*What to do:* Across the entries that follow, tally every line holding the word "content" and reply with the count alone.

----------------

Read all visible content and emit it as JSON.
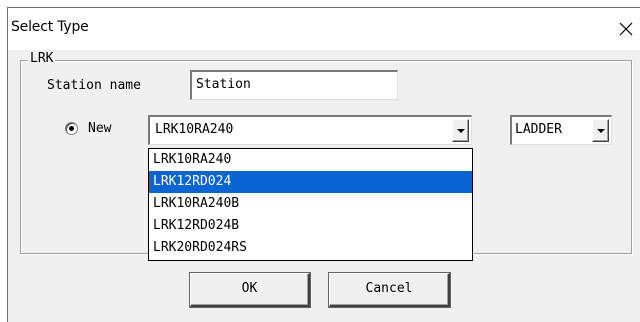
{
  "window": {
    "title": "Select Type"
  },
  "group": {
    "title": "LRK"
  },
  "station": {
    "label": "Station name",
    "value": "Station"
  },
  "mode": {
    "radio_label": "New",
    "selected": true
  },
  "type_combo": {
    "value": "LRK10RA240",
    "options": [
      "LRK10RA240",
      "LRK12RD024",
      "LRK10RA240B",
      "LRK12RD024B",
      "LRK20RD024RS"
    ],
    "highlighted": "LRK12RD024"
  },
  "lang_combo": {
    "value": "LADDER"
  },
  "buttons": {
    "ok": "OK",
    "cancel": "Cancel"
  },
  "colors": {
    "highlight": "#0a64d2",
    "dialog_bg": "#f0f0f0"
  },
  "icons": {
    "close": "close-icon",
    "dropdown": "chevron-down-icon"
  }
}
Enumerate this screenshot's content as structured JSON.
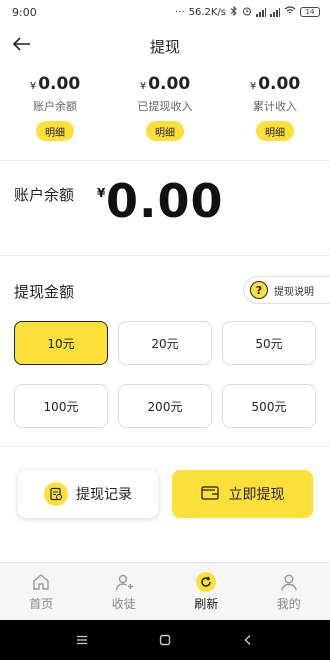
{
  "status_bar": {
    "time": "9:00",
    "network_speed": "56.2K/s",
    "battery": "14"
  },
  "nav": {
    "title": "提现"
  },
  "stats": [
    {
      "currency": "¥",
      "amount": "0.00",
      "label": "账户余额",
      "button": "明细"
    },
    {
      "currency": "¥",
      "amount": "0.00",
      "label": "已提现收入",
      "button": "明细"
    },
    {
      "currency": "¥",
      "amount": "0.00",
      "label": "累计收入",
      "button": "明细"
    }
  ],
  "balance": {
    "label": "账户余额",
    "currency": "¥",
    "value": "0.00"
  },
  "amount_section": {
    "title": "提现金额",
    "explain_label": "提现说明",
    "options": [
      "10元",
      "20元",
      "50元",
      "100元",
      "200元",
      "500元"
    ],
    "selected": "10元"
  },
  "actions": {
    "record_label": "提现记录",
    "withdraw_label": "立即提现"
  },
  "bottom_nav": [
    {
      "label": "首页",
      "icon": "home-icon"
    },
    {
      "label": "收徒",
      "icon": "add-user-icon"
    },
    {
      "label": "刷新",
      "icon": "refresh-icon",
      "active": true
    },
    {
      "label": "我的",
      "icon": "person-icon"
    }
  ],
  "colors": {
    "accent": "#fde13a",
    "text": "#222222",
    "muted": "#888888"
  }
}
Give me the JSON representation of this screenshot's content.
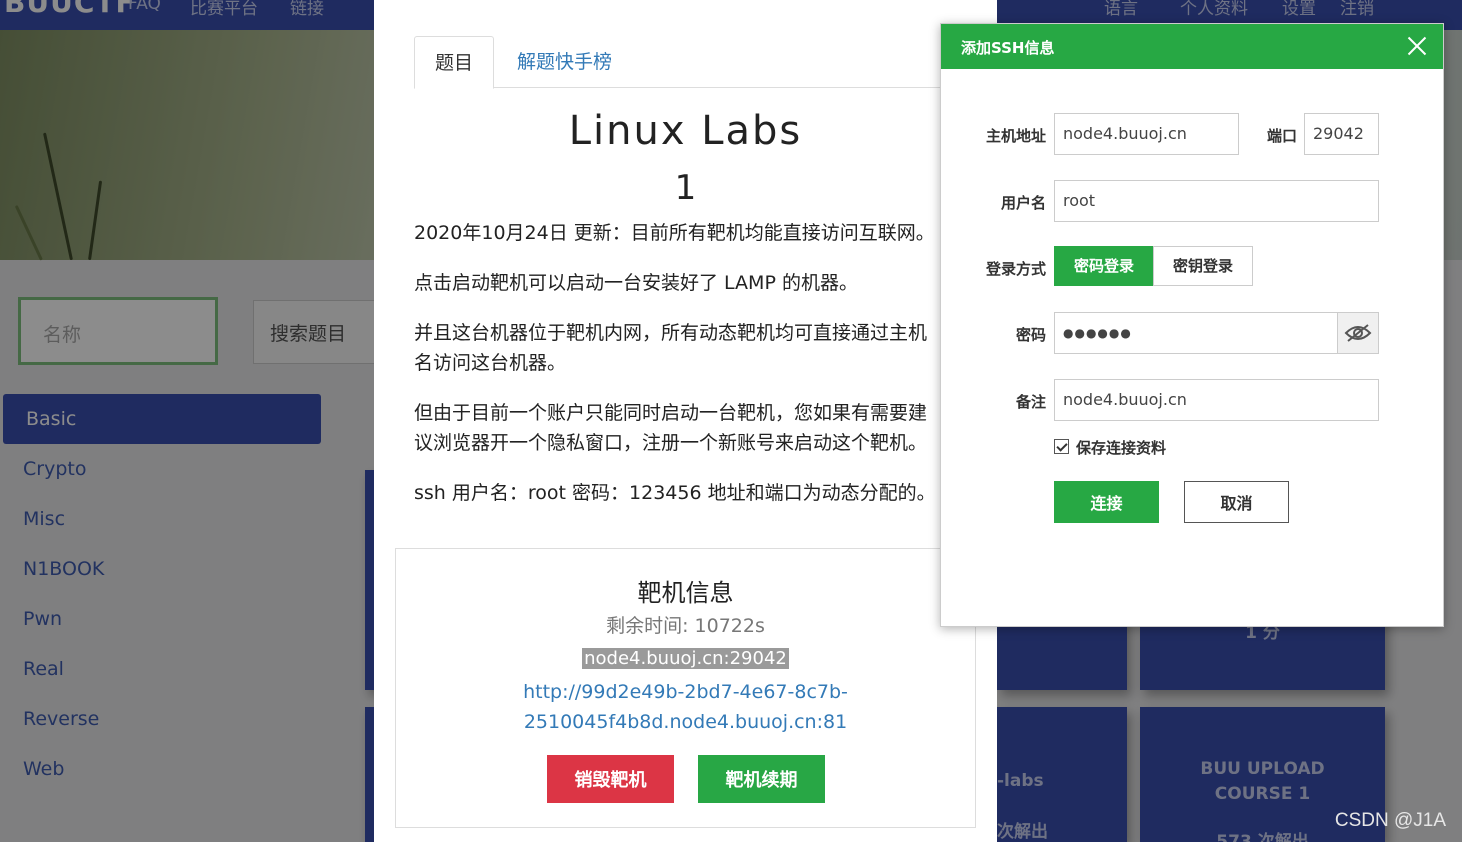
{
  "bg": {
    "brand": "BUUCTF",
    "nav_left": [
      "FAQ",
      "比赛平台",
      "链接"
    ],
    "nav_right": [
      "语言",
      "个人资料",
      "设置",
      "注销"
    ],
    "search_placeholder": "名称",
    "search_button": "搜索题目",
    "categories": [
      "Basic",
      "Crypto",
      "Misc",
      "N1BOOK",
      "Pwn",
      "Real",
      "Reverse",
      "Web"
    ],
    "cards": {
      "card_a": "1 分",
      "card_b_line1": "-labs",
      "card_b_line2": "次解出",
      "card_c_line1": "BUU UPLOAD",
      "card_c_line2": "COURSE 1",
      "card_c_line3": "573 次解出"
    }
  },
  "challenge": {
    "tabs": [
      "题目",
      "解题快手榜"
    ],
    "title": "Linux Labs",
    "score": "1",
    "description": [
      "2020年10月24日 更新：目前所有靶机均能直接访问互联网。",
      "点击启动靶机可以启动一台安装好了 LAMP 的机器。",
      "并且这台机器位于靶机内网，所有动态靶机均可直接通过主机",
      "名访问这台机器。",
      "但由于目前一个账户只能同时启动一台靶机，您如果有需要建",
      "议浏览器开一个隐私窗口，注册一个新账号来启动这个靶机。",
      "ssh 用户名：root 密码：123456 地址和端口为动态分配的。"
    ],
    "target": {
      "title": "靶机信息",
      "remaining": "剩余时间: 10722s",
      "address": "node4.buuoj.cn:29042",
      "url_line1": "http://99d2e49b-2bd7-4e67-8c7b-",
      "url_line2": "2510045f4b8d.node4.buuoj.cn:81",
      "destroy": "销毁靶机",
      "renew": "靶机续期"
    }
  },
  "ssh": {
    "title": "添加SSH信息",
    "host_label": "主机地址",
    "host_value": "node4.buuoj.cn",
    "port_label": "端口",
    "port_value": "29042",
    "user_label": "用户名",
    "user_value": "root",
    "login_label": "登录方式",
    "login_password": "密码登录",
    "login_key": "密钥登录",
    "password_label": "密码",
    "password_value": "●●●●●●",
    "remark_label": "备注",
    "remark_value": "node4.buuoj.cn",
    "save_label": "保存连接资料",
    "connect": "连接",
    "cancel": "取消"
  },
  "watermark": "CSDN @J1A",
  "colors": {
    "nav_blue": "#3a4fb0",
    "green": "#27a844",
    "red": "#dc3545",
    "link": "#337ab7"
  }
}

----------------

*Exercise answer:* 3